--- Exercise description ---
Filter the entries that follow, copying every line in which the word "services" appears.

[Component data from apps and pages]
»»

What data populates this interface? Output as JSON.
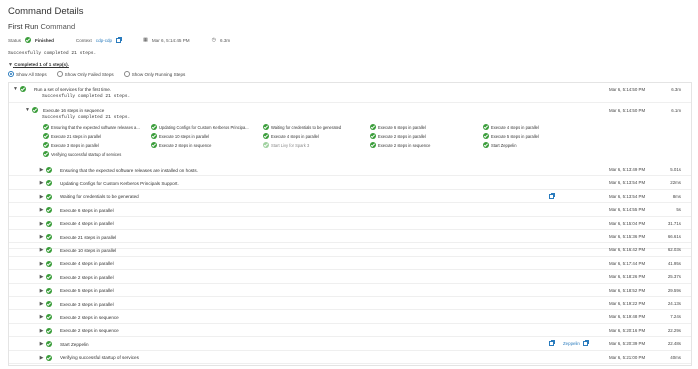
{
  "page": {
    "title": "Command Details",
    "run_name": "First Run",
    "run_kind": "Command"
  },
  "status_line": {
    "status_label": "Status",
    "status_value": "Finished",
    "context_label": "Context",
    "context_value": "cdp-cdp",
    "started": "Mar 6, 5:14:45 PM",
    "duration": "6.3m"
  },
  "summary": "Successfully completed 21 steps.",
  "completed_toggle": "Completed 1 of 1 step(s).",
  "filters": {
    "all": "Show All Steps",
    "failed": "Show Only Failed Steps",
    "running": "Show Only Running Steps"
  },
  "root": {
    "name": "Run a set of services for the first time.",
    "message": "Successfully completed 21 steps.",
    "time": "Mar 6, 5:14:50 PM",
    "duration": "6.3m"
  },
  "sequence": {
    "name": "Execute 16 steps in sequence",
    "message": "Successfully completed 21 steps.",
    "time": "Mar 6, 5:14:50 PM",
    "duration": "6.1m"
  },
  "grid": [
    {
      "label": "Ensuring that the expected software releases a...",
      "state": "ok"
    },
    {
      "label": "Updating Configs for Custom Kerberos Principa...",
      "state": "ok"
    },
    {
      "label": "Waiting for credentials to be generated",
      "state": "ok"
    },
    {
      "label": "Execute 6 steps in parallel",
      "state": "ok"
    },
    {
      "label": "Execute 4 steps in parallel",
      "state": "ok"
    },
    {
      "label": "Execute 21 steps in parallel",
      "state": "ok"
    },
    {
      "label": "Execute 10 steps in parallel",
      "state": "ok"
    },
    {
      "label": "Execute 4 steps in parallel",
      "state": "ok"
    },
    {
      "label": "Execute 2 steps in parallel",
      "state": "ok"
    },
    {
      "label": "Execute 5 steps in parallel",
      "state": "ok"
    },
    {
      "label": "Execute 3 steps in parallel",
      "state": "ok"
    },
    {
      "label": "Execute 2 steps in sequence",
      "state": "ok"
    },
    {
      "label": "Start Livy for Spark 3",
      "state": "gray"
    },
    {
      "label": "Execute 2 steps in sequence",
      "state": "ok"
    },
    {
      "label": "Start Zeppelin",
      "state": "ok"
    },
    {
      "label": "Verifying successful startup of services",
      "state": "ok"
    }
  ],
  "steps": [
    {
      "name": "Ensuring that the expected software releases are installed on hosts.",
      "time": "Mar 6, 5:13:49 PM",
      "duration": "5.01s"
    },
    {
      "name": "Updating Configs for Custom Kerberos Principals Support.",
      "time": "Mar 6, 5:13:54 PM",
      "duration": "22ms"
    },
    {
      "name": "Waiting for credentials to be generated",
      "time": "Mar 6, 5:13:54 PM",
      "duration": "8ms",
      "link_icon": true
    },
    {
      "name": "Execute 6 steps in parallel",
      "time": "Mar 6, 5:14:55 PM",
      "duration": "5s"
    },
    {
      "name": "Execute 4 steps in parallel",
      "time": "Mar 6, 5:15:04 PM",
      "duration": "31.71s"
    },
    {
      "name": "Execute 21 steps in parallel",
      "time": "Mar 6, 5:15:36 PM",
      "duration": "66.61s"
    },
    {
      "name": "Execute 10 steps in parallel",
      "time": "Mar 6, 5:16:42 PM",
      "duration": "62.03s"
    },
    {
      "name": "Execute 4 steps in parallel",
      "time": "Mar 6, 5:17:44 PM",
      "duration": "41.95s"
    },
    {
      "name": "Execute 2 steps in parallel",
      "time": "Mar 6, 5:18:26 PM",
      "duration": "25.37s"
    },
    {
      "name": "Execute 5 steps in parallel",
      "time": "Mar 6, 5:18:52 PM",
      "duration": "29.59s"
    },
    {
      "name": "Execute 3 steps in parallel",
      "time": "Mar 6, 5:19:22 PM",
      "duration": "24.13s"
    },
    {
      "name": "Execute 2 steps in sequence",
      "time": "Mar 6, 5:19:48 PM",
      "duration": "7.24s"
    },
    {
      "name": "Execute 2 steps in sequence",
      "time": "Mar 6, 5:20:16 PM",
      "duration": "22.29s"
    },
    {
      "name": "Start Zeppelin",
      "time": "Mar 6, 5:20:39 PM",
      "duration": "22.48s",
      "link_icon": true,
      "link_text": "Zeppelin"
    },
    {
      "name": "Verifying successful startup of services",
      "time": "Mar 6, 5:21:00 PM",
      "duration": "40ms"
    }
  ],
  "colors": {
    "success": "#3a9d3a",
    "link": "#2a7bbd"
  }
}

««

--- Final answer ---
    "name": "Run a set of services for the first time.",
      "label": "Verifying successful startup of services",
      "name": "Verifying successful startup of services",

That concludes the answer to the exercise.